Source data
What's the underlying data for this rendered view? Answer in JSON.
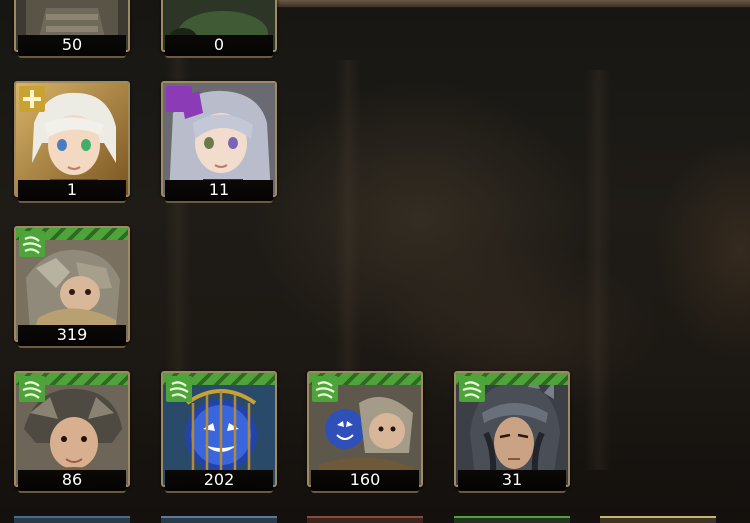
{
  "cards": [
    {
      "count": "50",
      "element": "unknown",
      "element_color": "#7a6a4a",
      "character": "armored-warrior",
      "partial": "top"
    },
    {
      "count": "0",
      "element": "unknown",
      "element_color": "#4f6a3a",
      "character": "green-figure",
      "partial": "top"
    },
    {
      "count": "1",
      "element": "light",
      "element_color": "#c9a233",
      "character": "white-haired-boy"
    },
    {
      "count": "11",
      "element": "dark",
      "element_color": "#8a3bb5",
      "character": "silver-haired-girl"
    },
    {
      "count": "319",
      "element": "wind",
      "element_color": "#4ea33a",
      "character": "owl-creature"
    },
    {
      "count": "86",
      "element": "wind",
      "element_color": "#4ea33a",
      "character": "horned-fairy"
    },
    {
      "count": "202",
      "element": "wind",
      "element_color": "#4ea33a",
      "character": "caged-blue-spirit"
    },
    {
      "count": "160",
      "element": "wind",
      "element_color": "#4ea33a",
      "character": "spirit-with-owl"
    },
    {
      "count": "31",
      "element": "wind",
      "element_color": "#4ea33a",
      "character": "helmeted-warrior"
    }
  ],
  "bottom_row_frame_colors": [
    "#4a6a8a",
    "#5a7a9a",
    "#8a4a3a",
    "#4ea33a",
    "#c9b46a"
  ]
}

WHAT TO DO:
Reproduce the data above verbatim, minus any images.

SOLUTION:
What's the underlying data for this rendered view? Answer in JSON.
{
  "cards": [
    {
      "count": "50",
      "element": "unknown",
      "element_color": "#7a6a4a",
      "character": "armored-warrior",
      "partial": "top"
    },
    {
      "count": "0",
      "element": "unknown",
      "element_color": "#4f6a3a",
      "character": "green-figure",
      "partial": "top"
    },
    {
      "count": "1",
      "element": "light",
      "element_color": "#c9a233",
      "character": "white-haired-boy"
    },
    {
      "count": "11",
      "element": "dark",
      "element_color": "#8a3bb5",
      "character": "silver-haired-girl"
    },
    {
      "count": "319",
      "element": "wind",
      "element_color": "#4ea33a",
      "character": "owl-creature"
    },
    {
      "count": "86",
      "element": "wind",
      "element_color": "#4ea33a",
      "character": "horned-fairy"
    },
    {
      "count": "202",
      "element": "wind",
      "element_color": "#4ea33a",
      "character": "caged-blue-spirit"
    },
    {
      "count": "160",
      "element": "wind",
      "element_color": "#4ea33a",
      "character": "spirit-with-owl"
    },
    {
      "count": "31",
      "element": "wind",
      "element_color": "#4ea33a",
      "character": "helmeted-warrior"
    }
  ],
  "bottom_row_frame_colors": [
    "#4a6a8a",
    "#5a7a9a",
    "#8a4a3a",
    "#4ea33a",
    "#c9b46a"
  ]
}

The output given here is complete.